Luckily, there are changes you can make to help delay or prevent cognitive impairment and support your brain health as you age. It’s best practice to begin these lifestyle modifications as early in life as possible. But studies have shown that interventions even later in life can improve or maintain cognitive functioning in at-risk elderly people. This is especially important considering that there are very few pharmaceutical treatments for cognitive decline and dementia, and the ones that are available have limited efficacy. 

Lifestyle Modifications to Improve Your Brain Health

  • Mediterranean diet: The Mediterranean diet emphasizes vegetables, legumes, fruits, nuts, whole grains, fish, and olive oil, and limits intake of animal protein and saturated fats. High in nutrients and antioxidants, this diet may help protect against some of the damage to brain cells associated with Alzheimer’s disease. The diet has other benefits as well, including reducing inflammation, optimizing cholesterol, lowering blood pressure, and maintaining a healthy weight.
  • Physical exercise: Increasing physical exercise to three or more times per week, or engaging in one hour per week of vigorous exercise like running, biking, or swimming, can help improve your cardiovascular health and reduce your risk of developing Alzheimer’s Disease dementia. 
  • Cognitive training: Also known as brain training, cognitive training is a natural intervention that involves following a program of mental activities to help maintain or increase cognitive functioning. Cognitive training can reduce the decline in reasoning and processing speed.    

Our Wellness Programs Can Help

If you are looking for even more ways to improve or maintain your brain health as you age, Hopkins Medical Group offers a number of wellness programs that are effective at treating your brain health.

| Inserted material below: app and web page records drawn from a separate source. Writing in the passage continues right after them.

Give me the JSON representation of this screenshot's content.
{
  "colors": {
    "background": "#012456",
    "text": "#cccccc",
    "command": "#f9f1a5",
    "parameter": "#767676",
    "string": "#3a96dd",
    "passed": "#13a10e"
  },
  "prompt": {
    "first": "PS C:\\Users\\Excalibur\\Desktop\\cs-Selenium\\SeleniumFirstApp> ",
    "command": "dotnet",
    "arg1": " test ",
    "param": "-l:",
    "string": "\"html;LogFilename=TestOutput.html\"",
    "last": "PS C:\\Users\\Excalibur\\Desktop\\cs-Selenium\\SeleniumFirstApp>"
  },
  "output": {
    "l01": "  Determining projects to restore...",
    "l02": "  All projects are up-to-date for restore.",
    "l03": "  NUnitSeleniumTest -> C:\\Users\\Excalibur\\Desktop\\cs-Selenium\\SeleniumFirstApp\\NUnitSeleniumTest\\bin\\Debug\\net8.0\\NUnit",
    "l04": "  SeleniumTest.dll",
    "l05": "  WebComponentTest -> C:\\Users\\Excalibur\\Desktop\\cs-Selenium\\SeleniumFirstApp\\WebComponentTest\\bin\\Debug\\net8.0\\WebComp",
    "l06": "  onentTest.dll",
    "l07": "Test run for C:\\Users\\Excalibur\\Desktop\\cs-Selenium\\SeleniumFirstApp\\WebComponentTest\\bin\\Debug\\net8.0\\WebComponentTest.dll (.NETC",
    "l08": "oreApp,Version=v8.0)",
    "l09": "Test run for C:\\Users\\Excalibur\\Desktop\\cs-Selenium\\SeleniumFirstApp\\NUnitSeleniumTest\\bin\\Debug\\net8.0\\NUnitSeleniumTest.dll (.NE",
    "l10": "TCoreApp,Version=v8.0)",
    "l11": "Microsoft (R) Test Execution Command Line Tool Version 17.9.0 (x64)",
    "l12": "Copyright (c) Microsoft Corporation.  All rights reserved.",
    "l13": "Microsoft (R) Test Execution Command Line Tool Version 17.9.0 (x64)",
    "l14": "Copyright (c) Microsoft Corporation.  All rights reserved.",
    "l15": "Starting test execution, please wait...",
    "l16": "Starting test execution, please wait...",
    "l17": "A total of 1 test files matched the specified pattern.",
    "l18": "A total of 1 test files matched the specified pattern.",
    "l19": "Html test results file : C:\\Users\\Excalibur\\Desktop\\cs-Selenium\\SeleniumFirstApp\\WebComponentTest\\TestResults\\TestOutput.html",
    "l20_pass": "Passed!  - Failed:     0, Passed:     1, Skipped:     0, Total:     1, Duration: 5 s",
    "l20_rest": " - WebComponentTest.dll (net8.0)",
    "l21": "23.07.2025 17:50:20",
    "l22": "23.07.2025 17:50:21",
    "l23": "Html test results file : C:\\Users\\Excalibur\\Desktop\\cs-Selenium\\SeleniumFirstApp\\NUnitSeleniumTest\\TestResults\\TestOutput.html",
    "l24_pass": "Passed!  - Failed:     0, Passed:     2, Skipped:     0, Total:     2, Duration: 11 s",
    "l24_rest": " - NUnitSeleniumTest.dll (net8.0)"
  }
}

  • BrainTap: As providers of BrainTap technology, we can help you shift your mind from a reactionary, stressed state to one of focus, clarity, and ease. Using light, sound, and guided imagery with a BrainTap headset (which you can use in the comfort of your own home), you can gently and naturally help reset your brainwaves to more beneficial patterns. The result is an intuitive, stress-free state in which healing of mind and body can occur. Listen along as the Hopkins Medical Group team is joined by BrainTap founder, Patrick Porter, in the latest edition of the Genius of Wellness podcast.
  • IV Therapy: Intravenous infusions (IVs) can boost overall health and assist the body’s ability to detoxify. This supports the health of our brain.  At Hopkins Medical Group we offer a variety of infusions from nutrient-rich Myers Cocktails high in vitamin B, C and magnesium as well as glutathione. Glutathione is a potent antioxidant essential for reducing oxidative stress in the brain. Our on-site infusion center offers a comfortable environment staffed by highly trained nurses to ensure you the best experience possible. 
  • Nutritional Consults: A growing amount of research concludes that dementia and Alzheimer’s Disease are linked to poor diet. Keeping body weight down to reduce waist circumference may be a powerful tool in protecting brain health. Work with our Functional Medicine Nutritionist at Hopkins Medical Group to assess your current health, decipher which foods and habits can help your body and brain heal, and which foods and habits are causing you harm. Dr. Gad Marshall, at our March 9, 2021, Town Hall emphasized that the only proven therapy to reduce cognitive decline is diet and lifestyle.

Your lifestyle can have a profound impact on your brain health. Eating well, exercising often, and staying mentally active can help support a healthy brain as you age. And luckily, it’s never too late to start making changes that promote a healthy brain for years to come.